Gustav Solomon Oppert, (30 July 1836 – 1 March 1908) was a German Indologist and Sanskritist. He was a professor of Sanskrit and Comparative Philology, Presidency College, Madras, a Telugu translator to government, and a curator in the Government Oriental Manuscripts Library. He was a professor in Madras from 1872 to 1893. He was also editor of the Madras Journal of Literature and Science from 1878 to 1882. After traveling in north India from 1893 to 1894, he returned to Europe in 1894.

Early life edit

Oppert was born in Hamburg on 30 July 1836 and counted Julius Oppert and Ernst Oppert among his eleven siblings.[1] He obtained a PhD in 1860, having attended four universities - Bonn, Leipzig, Berlin and Halle - and in 1866 became an assistant librarian at the Bodleian Library in Oxford, England. He also took a similar post at Windsor Castle for Queen Victoria.[2]

Orientalist edit

In 1872, Oppert was appointed professor of Sanskrit at the Presidency College in Madras. He stayed in that post until 1893, when he left to conduct a tour of north India, China, Japan and the United States before returning to Berlin to become privat-docent in Dravidian languages at the university.[2]

Oppert's significant writings are On the classification of languages (1879), On the weapons, army, organisation and Political Maxims of the ancient Hindoos (1880), Lists of Sanskrit manuscripts in Southern India (2 Vol. 1880-1885), Contributions to the history of Southern India (1882), and On the original inhabitants of Bharatavarsha of India (1893).[citation needed]

In the last of these, Oppert used extensive philological research to support the idea of the Dravidians as the original inhabitants of India. Among popular Dravidians, Oppert counts Thiruvalluvar, who wrote the Thirukkural, and Avvaiyar, the Tamil poet saint.[citation needed]

He edited the book entitled Ramarajiyamu or Narapativijayamu written in Telugu by Venkayya,[3] when he was working ay Presidency College. It was published by Vavilla Ramaswamy Sastrulu and Sons in 1923.[4]

Death edit

Oppert, who was unmarried and childless, died in Berlin on 1 March 1908. He was buried there at the Weissensee Jewish cemetery.[1]

References edit

  1. ^ a b Pelger, G.: Deutsch-jüdische Gelehrte zwischen Tradition und Emanzipation: das Beispiel des Indologen Gustav Salomon Oppert, University of Halle, Germany. In German. URL last accessed April 27, 2019.
  2. ^ a b Singer, Isidore; et al., eds. (1901–1906). "Oppert, Gustav Solomon". The Jewish Encyclopedia. New York: Funk & Wagnalls.
  3. ^ Ramarajiyamu (1923). Ramarajiyamu. Madras: V. Ramaswamy Sastrulu and Sons. Retrieved 16 September 2017.
  4. ^ Venkayya (1923). Ramarajiyamu or Narapativijayamu. Chennai: Vavilla Ramaswamy Sastrulu and Sons. pp. 10–13. Retrieved 18 August 2020.

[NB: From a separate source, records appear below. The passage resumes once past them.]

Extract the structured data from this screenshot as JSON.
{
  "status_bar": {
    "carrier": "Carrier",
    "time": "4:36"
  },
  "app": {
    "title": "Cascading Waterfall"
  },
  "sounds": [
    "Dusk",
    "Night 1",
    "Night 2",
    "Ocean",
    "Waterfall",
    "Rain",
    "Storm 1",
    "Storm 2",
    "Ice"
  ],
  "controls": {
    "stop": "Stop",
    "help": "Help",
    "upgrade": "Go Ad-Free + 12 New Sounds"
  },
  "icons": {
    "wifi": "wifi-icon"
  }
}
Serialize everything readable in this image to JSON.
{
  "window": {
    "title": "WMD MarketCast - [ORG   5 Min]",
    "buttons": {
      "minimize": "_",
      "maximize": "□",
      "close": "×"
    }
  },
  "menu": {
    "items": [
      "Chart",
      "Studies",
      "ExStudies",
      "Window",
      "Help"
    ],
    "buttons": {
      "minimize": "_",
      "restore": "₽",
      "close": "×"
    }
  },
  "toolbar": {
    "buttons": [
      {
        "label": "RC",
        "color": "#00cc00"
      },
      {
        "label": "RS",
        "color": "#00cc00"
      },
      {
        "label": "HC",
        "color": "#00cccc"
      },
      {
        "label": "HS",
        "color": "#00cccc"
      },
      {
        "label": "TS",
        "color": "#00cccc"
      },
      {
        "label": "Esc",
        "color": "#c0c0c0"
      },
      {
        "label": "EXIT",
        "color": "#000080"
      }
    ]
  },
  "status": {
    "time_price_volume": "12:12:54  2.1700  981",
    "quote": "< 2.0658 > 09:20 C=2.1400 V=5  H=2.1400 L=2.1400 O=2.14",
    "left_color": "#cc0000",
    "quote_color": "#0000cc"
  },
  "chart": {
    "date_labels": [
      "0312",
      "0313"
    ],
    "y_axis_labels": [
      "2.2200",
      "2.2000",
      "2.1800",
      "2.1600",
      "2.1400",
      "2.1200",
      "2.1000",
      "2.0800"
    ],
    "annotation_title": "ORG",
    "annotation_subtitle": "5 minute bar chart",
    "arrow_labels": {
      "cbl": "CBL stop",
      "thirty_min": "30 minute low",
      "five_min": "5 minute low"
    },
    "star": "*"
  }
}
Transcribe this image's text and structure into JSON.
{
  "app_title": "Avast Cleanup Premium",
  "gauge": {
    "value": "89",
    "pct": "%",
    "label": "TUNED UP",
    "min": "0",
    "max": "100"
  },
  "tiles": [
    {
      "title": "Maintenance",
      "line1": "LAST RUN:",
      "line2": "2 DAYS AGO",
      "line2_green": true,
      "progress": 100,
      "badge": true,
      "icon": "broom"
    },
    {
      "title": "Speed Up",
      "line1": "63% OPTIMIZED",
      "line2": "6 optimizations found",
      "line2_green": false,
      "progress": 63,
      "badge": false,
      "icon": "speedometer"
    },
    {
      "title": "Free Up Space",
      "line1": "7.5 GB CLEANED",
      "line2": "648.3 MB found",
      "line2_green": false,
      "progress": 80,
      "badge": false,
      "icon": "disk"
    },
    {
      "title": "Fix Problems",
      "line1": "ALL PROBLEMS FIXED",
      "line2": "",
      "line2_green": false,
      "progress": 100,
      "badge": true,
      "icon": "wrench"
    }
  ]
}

Further reading edit

  • Pelger, Gregor (2002–2003). "A Longing for India: Indophilia among German-Jewish Scholars of the Nineteenth Century". Studia Rosenthaliana. 36: 253–271. doi:10.2143/SR.36.0.504926. JSTOR 41482653.